Geography is the study of the physical world around us and the way humans have impacted it, through their nations, cities, and general way of life. Geography is an important study, and in many ways a science, of the earth as we know it. However, to become a good student of geography, one must study to the point that they are familiar with a world map or any regional map, and so they have a general idea of the location of countries, major cities within those countries, and major physical features, like mountains and important rivers.

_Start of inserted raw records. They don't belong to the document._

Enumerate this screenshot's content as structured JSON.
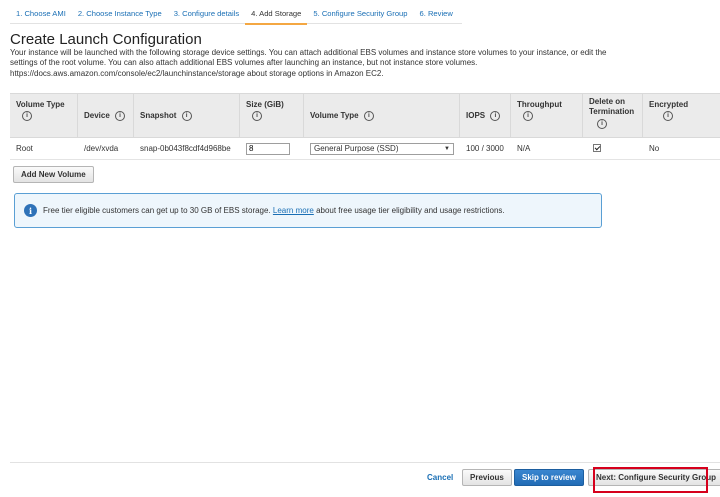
{
  "steps": [
    {
      "label": "1. Choose AMI"
    },
    {
      "label": "2. Choose Instance Type"
    },
    {
      "label": "3. Configure details"
    },
    {
      "label": "4. Add Storage"
    },
    {
      "label": "5. Configure Security Group"
    },
    {
      "label": "6. Review"
    }
  ],
  "page": {
    "title": "Create Launch Configuration",
    "intro": "Your instance will be launched with the following storage device settings. You can attach additional EBS volumes and instance store volumes to your instance, or edit the settings of the root volume. You can also attach additional EBS volumes after launching an instance, but not instance store volumes. https://docs.aws.amazon.com/console/ec2/launchinstance/storage about storage options in Amazon EC2."
  },
  "table": {
    "headers": {
      "volume_type": "Volume Type",
      "device": "Device",
      "snapshot": "Snapshot",
      "size": "Size (GiB)",
      "volume_type2": "Volume Type",
      "iops": "IOPS",
      "throughput": "Throughput",
      "delete_on_termination": "Delete on Termination",
      "encrypted": "Encrypted"
    },
    "row": {
      "volume_type": "Root",
      "device": "/dev/xvda",
      "snapshot": "snap-0b043f8cdf4d968be",
      "size": "8",
      "volume_type2": "General Purpose (SSD)",
      "iops": "100 / 3000",
      "throughput": "N/A",
      "delete_on_termination": true,
      "encrypted": "No"
    }
  },
  "buttons": {
    "add_volume": "Add New Volume",
    "cancel": "Cancel",
    "previous": "Previous",
    "skip_to_review": "Skip to review",
    "next": "Next: Configure Security Group"
  },
  "notice": {
    "text_before": "Free tier eligible customers can get up to 30 GB of EBS storage.",
    "link": "Learn more",
    "text_after": "about free usage tier eligibility and usage restrictions."
  },
  "icons": {
    "info": "i",
    "notice": "i"
  },
  "colors": {
    "link": "#1a6fb5",
    "active_step": "#f4a742",
    "primary_button": "#216bb5",
    "highlight": "#d6001c"
  }
}
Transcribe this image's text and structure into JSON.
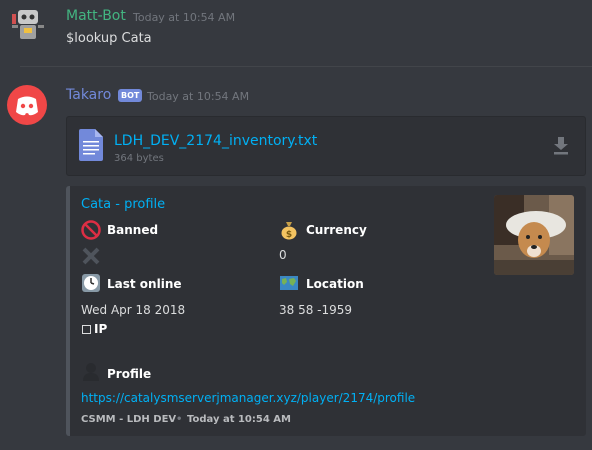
{
  "messages": [
    {
      "author": "Matt-Bot",
      "author_color": "#43b581",
      "timestamp": "Today at 10:54 AM",
      "text": "$lookup Cata"
    },
    {
      "author": "Takaro",
      "author_color": "#7289da",
      "bot_tag": "BOT",
      "timestamp": "Today at 10:54 AM",
      "attachment": {
        "filename": "LDH_DEV_2174_inventory.txt",
        "size": "364 bytes"
      },
      "embed": {
        "title": "Cata - profile",
        "fields": {
          "banned": {
            "name": "Banned",
            "value_icon": "cross-icon"
          },
          "currency": {
            "name": "Currency",
            "value": "0"
          },
          "last_online": {
            "name": "Last online",
            "value": "Wed Apr 18 2018"
          },
          "location": {
            "name": "Location",
            "value": "38 58 -1959"
          },
          "ip": {
            "name": "IP"
          },
          "profile": {
            "name": "Profile",
            "value": "https://catalysmserverjmanager.xyz/player/2174/profile"
          }
        },
        "footer": {
          "text": "CSMM - LDH DEV",
          "separator": "•",
          "timestamp": "Today at 10:54 AM"
        }
      }
    }
  ],
  "colors": {
    "background": "#36393f",
    "embed_bg": "#2f3136",
    "link": "#00b0f4",
    "bot_tag": "#7289da"
  }
}
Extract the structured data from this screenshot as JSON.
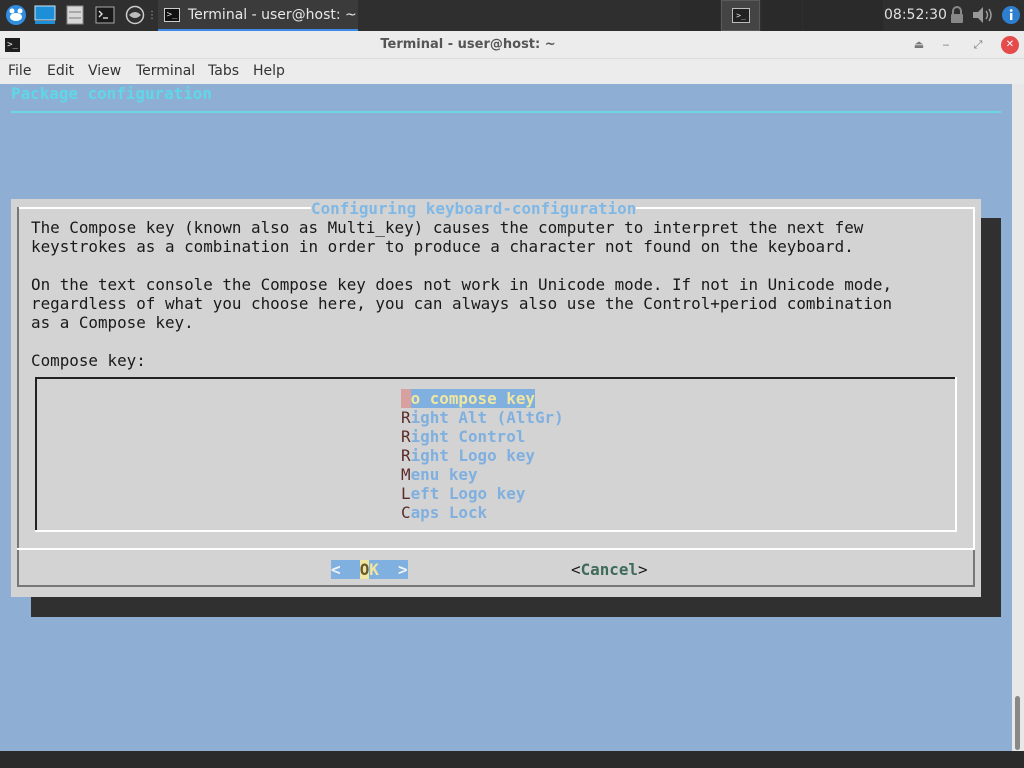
{
  "panel": {
    "task_title": "Terminal - user@host: ~",
    "clock": "08:52:30",
    "launcher_icons": [
      "xfce-menu-icon",
      "desktop-icon",
      "file-manager-icon",
      "terminal-icon",
      "web-browser-icon"
    ]
  },
  "window": {
    "title": "Terminal - user@host: ~",
    "menu": [
      "File",
      "Edit",
      "View",
      "Terminal",
      "Tabs",
      "Help"
    ]
  },
  "terminal": {
    "header": "Package configuration",
    "dialog_title": "Configuring keyboard-configuration",
    "text_lines": [
      "The Compose key (known also as Multi_key) causes the computer to interpret the next few",
      "keystrokes as a combination in order to produce a character not found on the keyboard.",
      "",
      "On the text console the Compose key does not work in Unicode mode. If not in Unicode mode,",
      "regardless of what you choose here, you can always also use the Control+period combination",
      "as a Compose key.",
      "",
      "Compose key:"
    ],
    "options": [
      {
        "hotkey": "N",
        "rest": "o compose key"
      },
      {
        "hotkey": "R",
        "rest": "ight Alt (AltGr)"
      },
      {
        "hotkey": "R",
        "rest": "ight Control"
      },
      {
        "hotkey": "R",
        "rest": "ight Logo key"
      },
      {
        "hotkey": "M",
        "rest": "enu key"
      },
      {
        "hotkey": "L",
        "rest": "eft Logo key"
      },
      {
        "hotkey": "C",
        "rest": "aps Lock"
      }
    ],
    "selected_option": 0,
    "ok_button": {
      "left": "<  ",
      "key": "O",
      "rest": "K",
      "right": "  >"
    },
    "cancel_button": {
      "left": "<",
      "key": "C",
      "rest": "ancel",
      "right": ">"
    }
  }
}
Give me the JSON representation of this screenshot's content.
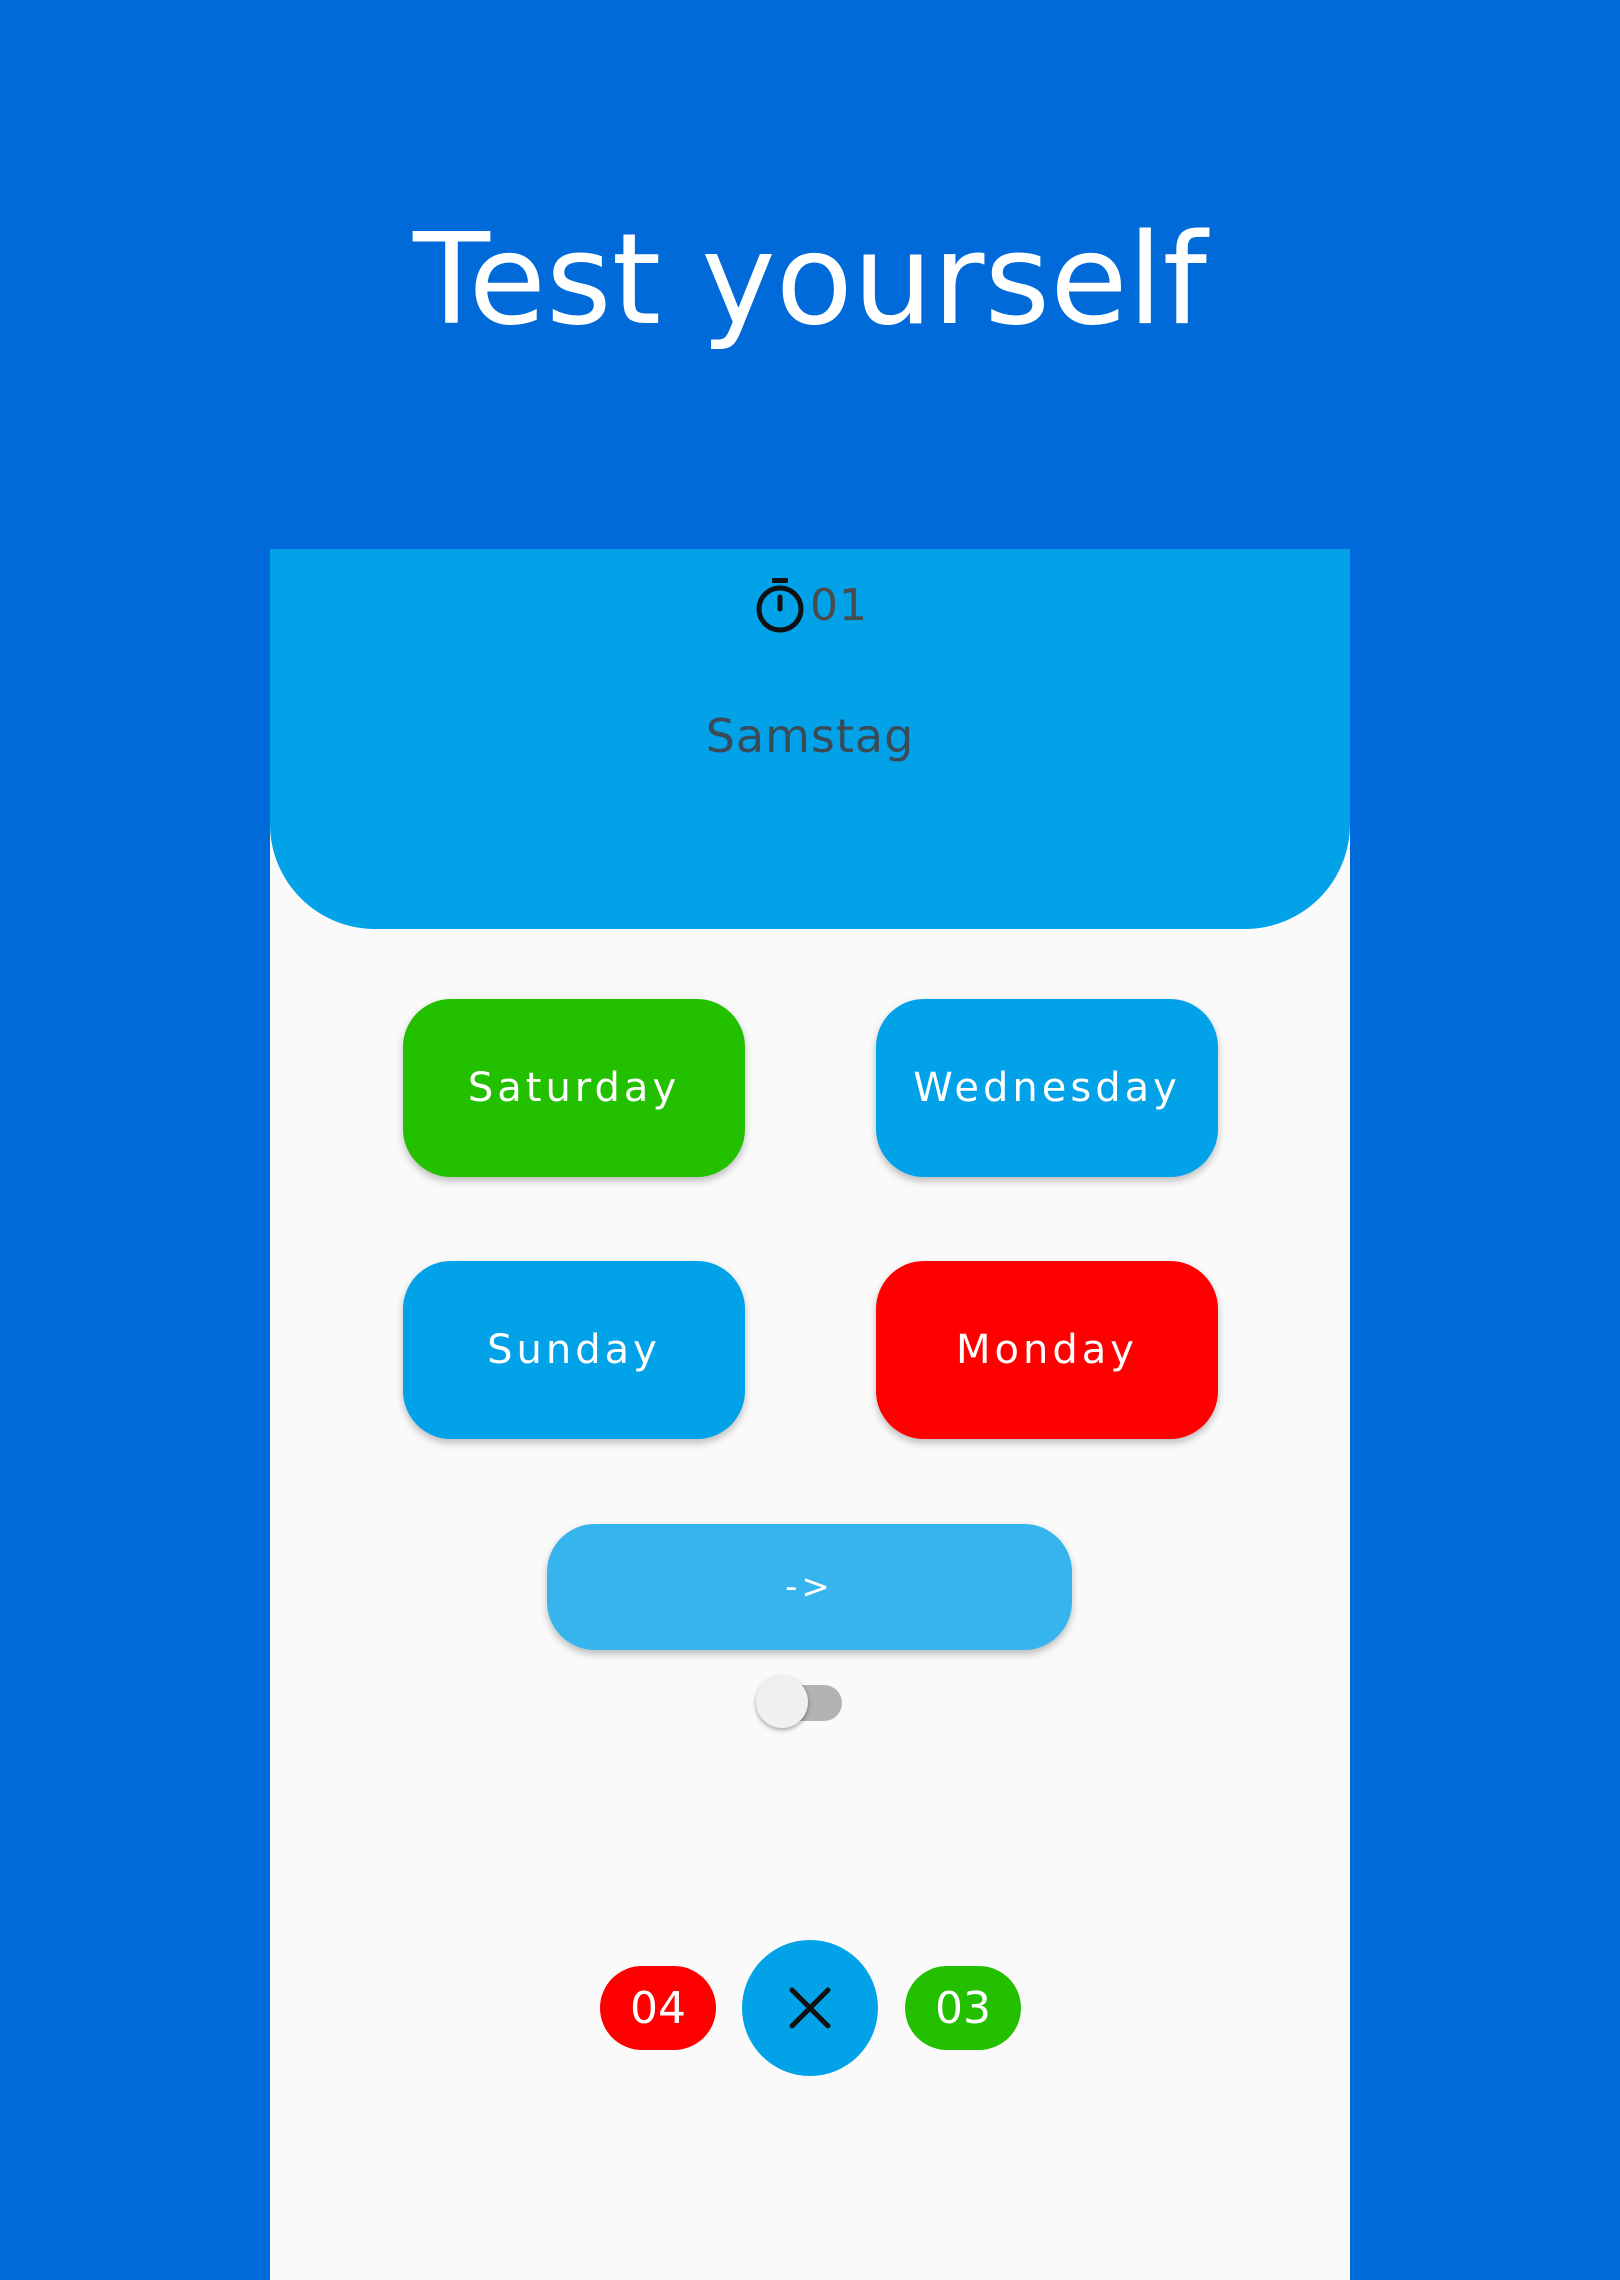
{
  "headline": "Test yourself",
  "quiz": {
    "timer_value": "01",
    "word": "Samstag",
    "answers": [
      {
        "label": "Saturday",
        "state": "correct",
        "color": "#23c000"
      },
      {
        "label": "Wednesday",
        "state": "neutral",
        "color": "#02a2e8"
      },
      {
        "label": "Sunday",
        "state": "neutral",
        "color": "#02a2e8"
      },
      {
        "label": "Monday",
        "state": "wrong",
        "color": "#ff0000"
      }
    ],
    "next_label": "->",
    "toggle_on": false,
    "score": {
      "wrong": "04",
      "right": "03"
    }
  },
  "icons": {
    "timer": "stopwatch-icon",
    "close": "close-icon"
  },
  "colors": {
    "background": "#006ad8",
    "panel": "#02a2e8",
    "correct": "#23c000",
    "wrong": "#ff0000",
    "next_button": "#36b4ee"
  }
}
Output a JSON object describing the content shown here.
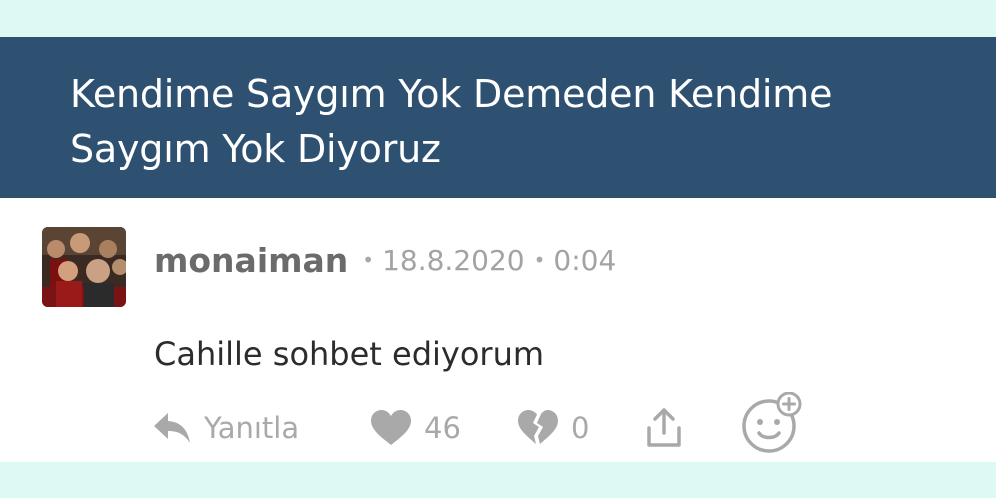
{
  "header": {
    "title": "Kendime Saygım Yok Demeden Kendime Saygım Yok Diyoruz"
  },
  "comment": {
    "username": "monaiman",
    "separator": "•",
    "date": "18.8.2020",
    "time": "0:04",
    "text": "Cahille sohbet ediyorum"
  },
  "actions": {
    "reply_label": "Yanıtla",
    "like_count": "46",
    "dislike_count": "0"
  },
  "icons": {
    "reply": "reply-arrow-icon",
    "like": "heart-icon",
    "dislike": "broken-heart-icon",
    "share": "share-icon",
    "reaction": "add-reaction-smiley-icon"
  },
  "colors": {
    "header_bg": "#2e5071",
    "page_bg": "#dcfaf3",
    "muted": "#a9a9a9",
    "username": "#6b6b6b",
    "text": "#2c2c2c"
  }
}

Unlike modern geology, geography generally deals with the current layout of the earth, although through uniformitarianism, one could — at least in theory — use geography to study the past. Geography and geology are rather close and could even overlap if one was not careful, but they are two separate studies. One may be used as a supplement to the other, but you do not need a good knowledge of geology to have a good understanding and knowledge of geography.

Basics of geography[edit]

The basics of geography, which are generally taught to young children but are still essential to success in this course, are the following:

  • There is a made-up line, called the equator, that goes east-west around the world, halfway between the North and South Poles. Various other lines, called latitude lines, are assigned north and south of the equator.
  • There is another made-up line that runs north-south approximately through London, England, that goes from the North Pole all the way to the South Pole. Various other lines, called longitude lines, are assigned east and west of this line.
  • There are generally considered to be five oceans: these are the Pacific, the Atlantic, the Indian, the Arctic, and the Southern Ocean.
  • There are generally considered to be either six or seven continents: Asia, Europe, Africa, North America, South America, Australia, and Antarctica. (To get six continents, Asia and Europe are merged to get Eurasia. A website called What are the Seven Continents goes into more detail, which is unnecessary here.)
  • While the number of countries is difficult to calculate exactly due to various claims and territorial disputes, there are roughly 200 countries around the world. Almost all of these countries have a capital city where government is located and, either in theory or in fact, governs the country.

Quiz 1[edit]

Complete Geography/Quiz 1.